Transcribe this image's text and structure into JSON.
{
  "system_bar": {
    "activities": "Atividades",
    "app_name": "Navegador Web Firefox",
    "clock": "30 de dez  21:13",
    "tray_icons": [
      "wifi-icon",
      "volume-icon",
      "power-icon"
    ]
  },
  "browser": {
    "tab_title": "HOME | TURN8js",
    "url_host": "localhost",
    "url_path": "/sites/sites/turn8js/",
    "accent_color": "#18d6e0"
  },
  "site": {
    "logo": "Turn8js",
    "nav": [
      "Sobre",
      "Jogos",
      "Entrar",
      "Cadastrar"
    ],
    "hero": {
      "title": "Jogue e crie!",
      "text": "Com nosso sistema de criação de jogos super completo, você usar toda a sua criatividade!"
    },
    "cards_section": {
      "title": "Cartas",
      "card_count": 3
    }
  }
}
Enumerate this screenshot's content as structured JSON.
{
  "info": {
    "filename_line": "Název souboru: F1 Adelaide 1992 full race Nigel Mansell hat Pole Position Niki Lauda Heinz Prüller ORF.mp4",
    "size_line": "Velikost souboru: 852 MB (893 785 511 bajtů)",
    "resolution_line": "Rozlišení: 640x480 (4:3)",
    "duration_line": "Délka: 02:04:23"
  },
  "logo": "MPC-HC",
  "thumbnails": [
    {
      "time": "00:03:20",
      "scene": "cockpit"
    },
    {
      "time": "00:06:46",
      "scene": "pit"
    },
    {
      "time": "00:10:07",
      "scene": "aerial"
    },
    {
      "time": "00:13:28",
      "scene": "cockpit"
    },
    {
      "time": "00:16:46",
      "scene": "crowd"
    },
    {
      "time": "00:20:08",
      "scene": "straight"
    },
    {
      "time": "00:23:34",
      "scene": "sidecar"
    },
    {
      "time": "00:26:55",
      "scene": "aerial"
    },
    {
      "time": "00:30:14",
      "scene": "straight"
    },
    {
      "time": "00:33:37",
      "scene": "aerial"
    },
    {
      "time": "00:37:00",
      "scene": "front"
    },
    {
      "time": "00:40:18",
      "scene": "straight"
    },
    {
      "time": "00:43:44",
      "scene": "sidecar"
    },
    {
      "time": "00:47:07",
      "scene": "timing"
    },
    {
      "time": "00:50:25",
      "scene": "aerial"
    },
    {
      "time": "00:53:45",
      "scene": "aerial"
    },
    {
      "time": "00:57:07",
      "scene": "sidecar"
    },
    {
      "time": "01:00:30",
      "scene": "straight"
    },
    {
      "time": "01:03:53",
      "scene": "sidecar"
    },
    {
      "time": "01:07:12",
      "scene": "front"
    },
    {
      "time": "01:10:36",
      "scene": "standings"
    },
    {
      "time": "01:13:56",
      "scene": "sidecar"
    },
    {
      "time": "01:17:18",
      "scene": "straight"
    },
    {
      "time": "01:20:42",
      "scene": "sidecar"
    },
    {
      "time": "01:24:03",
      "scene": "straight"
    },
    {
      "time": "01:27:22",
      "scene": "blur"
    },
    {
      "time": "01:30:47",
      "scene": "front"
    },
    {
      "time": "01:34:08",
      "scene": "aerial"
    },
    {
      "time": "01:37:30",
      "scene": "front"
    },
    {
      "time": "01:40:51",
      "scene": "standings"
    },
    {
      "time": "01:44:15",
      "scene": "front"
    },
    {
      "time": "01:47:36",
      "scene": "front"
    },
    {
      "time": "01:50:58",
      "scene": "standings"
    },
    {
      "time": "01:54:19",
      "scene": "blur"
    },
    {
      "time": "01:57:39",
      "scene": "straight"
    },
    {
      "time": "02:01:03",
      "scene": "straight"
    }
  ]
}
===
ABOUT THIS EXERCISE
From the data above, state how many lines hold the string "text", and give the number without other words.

EXPECTED ANSWER
2